Motor dysfunction in Parkinson's disease (PD) is primarily due to reduced synaptic DA release which is caused by neurodegeneration of DA neurons. A PD gene α-Syn is also known to decrease DA synaptic release [7,8]. In this study, we demonstrated that reduced excitability of DA neurons by a genetically modified K+ channel EKO  led to a decrease in TH signal and locomotion deficits, which mimics cellular and behavioral alterations in
Since its first use , optogenetic techniques have become a popular tool to precisely manipulate activities of certain neural circuits mediating normal or pathological behaviors by expressing light sensitive channels (e.g., ChR2). Indeed, it has been used to manipulate direct D1 or indirect D2 pathways in rodent basal ganglia . They showed that changes in DA circuit activity can cause or rescue PD-like symptoms. Excitation of indirect D2 pathway induced a parkinsonian state while PD symptoms in 6-OHDA-treated mice were rescued by optogenetic activation of direct D1 pathway. Although
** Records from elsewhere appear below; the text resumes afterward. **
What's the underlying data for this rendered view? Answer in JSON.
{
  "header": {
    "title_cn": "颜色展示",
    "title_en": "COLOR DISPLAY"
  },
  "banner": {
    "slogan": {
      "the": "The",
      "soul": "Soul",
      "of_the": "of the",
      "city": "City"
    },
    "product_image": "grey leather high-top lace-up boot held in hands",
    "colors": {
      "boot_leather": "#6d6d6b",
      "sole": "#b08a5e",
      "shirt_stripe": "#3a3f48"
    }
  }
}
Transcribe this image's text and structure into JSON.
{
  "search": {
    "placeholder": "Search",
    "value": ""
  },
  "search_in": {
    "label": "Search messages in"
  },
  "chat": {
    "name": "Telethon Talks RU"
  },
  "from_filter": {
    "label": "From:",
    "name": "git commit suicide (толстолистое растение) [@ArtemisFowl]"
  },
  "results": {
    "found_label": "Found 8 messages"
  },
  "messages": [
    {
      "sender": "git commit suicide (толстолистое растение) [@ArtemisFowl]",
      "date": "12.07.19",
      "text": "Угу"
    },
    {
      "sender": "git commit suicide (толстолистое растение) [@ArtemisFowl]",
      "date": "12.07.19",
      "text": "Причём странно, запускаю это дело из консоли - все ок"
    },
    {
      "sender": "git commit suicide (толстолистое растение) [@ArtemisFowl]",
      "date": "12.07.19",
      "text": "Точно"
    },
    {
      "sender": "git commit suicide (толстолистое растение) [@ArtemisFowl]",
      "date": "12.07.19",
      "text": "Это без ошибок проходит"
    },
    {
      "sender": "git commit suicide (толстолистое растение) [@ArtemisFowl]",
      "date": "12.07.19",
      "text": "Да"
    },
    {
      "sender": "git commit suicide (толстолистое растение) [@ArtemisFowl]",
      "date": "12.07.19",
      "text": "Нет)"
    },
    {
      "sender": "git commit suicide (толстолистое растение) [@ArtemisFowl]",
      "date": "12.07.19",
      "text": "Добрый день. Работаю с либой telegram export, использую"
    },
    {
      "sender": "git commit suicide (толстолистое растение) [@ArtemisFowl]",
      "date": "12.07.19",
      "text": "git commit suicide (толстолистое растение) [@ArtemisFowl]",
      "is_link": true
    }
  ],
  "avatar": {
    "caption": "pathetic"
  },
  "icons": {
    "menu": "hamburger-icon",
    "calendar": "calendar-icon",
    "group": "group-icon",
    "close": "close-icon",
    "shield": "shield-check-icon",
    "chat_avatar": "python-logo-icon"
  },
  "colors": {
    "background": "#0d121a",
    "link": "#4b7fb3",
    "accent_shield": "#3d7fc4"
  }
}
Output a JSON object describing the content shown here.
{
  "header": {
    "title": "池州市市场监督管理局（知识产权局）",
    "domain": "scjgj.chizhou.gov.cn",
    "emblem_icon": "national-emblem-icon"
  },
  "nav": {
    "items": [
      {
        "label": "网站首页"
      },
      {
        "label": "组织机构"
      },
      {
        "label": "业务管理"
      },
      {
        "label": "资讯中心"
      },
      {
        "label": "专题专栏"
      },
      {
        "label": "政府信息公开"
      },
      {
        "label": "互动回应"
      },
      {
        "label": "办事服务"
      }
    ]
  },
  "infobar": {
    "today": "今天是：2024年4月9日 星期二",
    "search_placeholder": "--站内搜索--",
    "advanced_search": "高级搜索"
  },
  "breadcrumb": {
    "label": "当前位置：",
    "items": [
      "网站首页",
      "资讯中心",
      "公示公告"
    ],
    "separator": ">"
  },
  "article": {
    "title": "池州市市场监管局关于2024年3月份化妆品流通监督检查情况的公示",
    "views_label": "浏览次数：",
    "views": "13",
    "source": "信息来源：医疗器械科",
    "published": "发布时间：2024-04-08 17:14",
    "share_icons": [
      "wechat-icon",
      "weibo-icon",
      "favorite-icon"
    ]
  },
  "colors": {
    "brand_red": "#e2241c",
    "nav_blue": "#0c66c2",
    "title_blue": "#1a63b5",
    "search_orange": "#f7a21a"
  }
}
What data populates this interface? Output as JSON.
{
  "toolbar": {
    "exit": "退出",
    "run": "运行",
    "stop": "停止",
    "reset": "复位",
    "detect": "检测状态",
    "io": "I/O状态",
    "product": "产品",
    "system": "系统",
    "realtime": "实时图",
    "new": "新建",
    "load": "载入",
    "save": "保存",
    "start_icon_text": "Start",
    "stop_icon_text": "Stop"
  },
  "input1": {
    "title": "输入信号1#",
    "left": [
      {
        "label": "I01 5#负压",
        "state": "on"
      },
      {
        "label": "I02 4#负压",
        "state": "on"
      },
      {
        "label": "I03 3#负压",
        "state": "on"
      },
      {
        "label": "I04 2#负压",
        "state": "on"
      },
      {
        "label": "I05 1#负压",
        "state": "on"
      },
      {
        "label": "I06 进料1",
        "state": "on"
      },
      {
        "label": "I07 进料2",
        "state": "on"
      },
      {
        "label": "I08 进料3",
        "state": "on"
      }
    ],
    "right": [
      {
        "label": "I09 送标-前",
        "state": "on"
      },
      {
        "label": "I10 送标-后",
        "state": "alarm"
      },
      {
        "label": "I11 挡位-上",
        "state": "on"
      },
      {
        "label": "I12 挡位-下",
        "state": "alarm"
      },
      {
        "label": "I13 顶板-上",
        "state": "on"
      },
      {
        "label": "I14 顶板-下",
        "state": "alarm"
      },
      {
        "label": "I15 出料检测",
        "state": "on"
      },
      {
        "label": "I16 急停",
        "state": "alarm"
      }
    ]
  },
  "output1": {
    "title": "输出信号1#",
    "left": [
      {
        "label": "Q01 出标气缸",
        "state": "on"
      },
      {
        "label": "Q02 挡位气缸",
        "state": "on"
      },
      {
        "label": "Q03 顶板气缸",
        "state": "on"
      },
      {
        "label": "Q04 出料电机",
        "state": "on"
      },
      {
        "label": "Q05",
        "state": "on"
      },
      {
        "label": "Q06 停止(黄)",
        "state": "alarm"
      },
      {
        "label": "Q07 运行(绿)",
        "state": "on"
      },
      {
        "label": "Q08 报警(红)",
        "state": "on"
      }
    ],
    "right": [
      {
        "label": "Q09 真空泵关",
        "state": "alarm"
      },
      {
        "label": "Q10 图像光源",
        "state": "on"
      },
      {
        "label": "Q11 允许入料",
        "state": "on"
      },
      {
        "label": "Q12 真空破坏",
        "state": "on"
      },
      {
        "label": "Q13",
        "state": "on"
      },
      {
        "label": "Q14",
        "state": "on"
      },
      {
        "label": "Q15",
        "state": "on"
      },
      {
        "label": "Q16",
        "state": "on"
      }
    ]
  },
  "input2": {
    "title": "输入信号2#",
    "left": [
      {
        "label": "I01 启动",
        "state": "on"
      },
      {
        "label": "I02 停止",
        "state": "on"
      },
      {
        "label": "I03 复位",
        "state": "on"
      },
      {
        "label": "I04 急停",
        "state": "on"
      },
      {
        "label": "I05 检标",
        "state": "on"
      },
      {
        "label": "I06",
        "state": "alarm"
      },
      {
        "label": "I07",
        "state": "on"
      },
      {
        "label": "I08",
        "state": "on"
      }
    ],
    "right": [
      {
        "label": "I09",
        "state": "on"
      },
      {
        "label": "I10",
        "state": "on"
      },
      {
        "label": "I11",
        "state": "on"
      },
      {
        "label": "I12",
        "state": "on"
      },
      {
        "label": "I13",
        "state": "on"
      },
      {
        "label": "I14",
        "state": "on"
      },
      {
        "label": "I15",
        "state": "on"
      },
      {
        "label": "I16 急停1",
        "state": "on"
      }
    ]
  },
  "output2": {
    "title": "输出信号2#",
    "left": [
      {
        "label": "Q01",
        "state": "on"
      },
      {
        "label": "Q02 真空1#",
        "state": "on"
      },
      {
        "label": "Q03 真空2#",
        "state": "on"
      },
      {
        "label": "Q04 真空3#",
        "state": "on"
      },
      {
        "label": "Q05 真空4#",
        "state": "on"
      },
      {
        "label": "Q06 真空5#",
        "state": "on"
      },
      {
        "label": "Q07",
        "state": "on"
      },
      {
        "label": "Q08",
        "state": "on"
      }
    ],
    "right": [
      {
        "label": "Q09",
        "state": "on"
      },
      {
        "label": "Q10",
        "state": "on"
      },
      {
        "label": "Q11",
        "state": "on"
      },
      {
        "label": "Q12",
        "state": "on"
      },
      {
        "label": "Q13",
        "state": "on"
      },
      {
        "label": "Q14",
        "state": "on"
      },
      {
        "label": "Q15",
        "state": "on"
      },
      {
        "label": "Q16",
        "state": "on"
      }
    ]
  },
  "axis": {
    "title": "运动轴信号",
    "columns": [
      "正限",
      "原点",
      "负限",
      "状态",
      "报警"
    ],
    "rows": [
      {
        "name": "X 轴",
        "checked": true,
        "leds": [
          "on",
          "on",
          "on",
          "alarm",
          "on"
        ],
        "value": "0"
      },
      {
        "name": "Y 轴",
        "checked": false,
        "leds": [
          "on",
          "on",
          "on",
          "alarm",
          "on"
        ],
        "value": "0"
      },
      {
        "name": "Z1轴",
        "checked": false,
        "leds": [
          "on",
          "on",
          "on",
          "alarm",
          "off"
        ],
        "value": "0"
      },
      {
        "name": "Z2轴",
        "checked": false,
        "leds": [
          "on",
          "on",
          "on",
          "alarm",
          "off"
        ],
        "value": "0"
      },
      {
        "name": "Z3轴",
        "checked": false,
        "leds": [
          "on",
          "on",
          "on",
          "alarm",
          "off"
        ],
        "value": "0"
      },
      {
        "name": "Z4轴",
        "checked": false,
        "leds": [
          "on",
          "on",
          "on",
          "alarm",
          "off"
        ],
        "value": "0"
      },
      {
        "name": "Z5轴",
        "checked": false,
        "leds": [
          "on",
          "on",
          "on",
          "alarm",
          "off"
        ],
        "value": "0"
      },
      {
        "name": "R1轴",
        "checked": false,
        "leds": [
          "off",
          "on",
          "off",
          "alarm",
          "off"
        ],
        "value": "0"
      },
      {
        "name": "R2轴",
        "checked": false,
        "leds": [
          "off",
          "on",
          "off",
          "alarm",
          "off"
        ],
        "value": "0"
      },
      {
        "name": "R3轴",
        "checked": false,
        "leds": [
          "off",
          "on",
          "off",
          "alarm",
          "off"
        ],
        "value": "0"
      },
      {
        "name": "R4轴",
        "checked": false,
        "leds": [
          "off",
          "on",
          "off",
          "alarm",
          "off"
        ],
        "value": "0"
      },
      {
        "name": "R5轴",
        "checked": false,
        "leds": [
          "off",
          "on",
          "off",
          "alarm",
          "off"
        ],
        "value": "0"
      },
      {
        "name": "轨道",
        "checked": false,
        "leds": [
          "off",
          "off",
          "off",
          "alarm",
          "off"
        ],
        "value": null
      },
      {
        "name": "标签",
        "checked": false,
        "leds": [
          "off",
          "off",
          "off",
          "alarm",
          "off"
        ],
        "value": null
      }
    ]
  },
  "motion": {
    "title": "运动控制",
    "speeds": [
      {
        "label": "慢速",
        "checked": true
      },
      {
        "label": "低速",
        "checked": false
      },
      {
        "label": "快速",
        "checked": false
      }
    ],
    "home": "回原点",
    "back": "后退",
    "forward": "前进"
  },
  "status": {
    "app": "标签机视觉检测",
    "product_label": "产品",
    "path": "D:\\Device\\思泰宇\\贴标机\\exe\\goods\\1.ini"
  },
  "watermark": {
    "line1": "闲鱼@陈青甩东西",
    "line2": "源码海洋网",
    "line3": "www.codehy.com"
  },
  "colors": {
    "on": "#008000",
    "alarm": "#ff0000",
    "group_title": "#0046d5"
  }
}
Traditionally, TH-negative antibody signal is interpreted as death of DA neurons in PD models. However, some parkinsonian symptoms are known to be reversible [27,28], suggesting that reduced DA synaptic release, but not DA neuronal loss. Our TH-EKO-ChR2 results also suggest that at least a subpopulation of DA neurons are TH-negative but still alive because DA neuronal number was increased just after 6 hour BL exposure in larvae expressing both EKO and ChR2 genes. It will be interesting to examine whether there is a reduction in other genes specifically or preferentially expressed in DA neurons such as DA transporter (DAT), vesicular monoamine transporter 2 (VMAT2) or DOPA decarboxylase (DDC) gene. DAT expression altered by α-Syn is currently controversial [7,29,30]. In addition, VMAT2 function can be interfered by α-Syn . Therefore, DDC will be a useful marker to examine whether DDC(+)/TH(−) DA neurons are found in α-Syn or EKO larval brain, and thus these neurons can increase TH expression by ChR2 activation. By identifying DDC(+)/TH(−) neurons will provide new targets of PD interventions to restore DA synaptic release.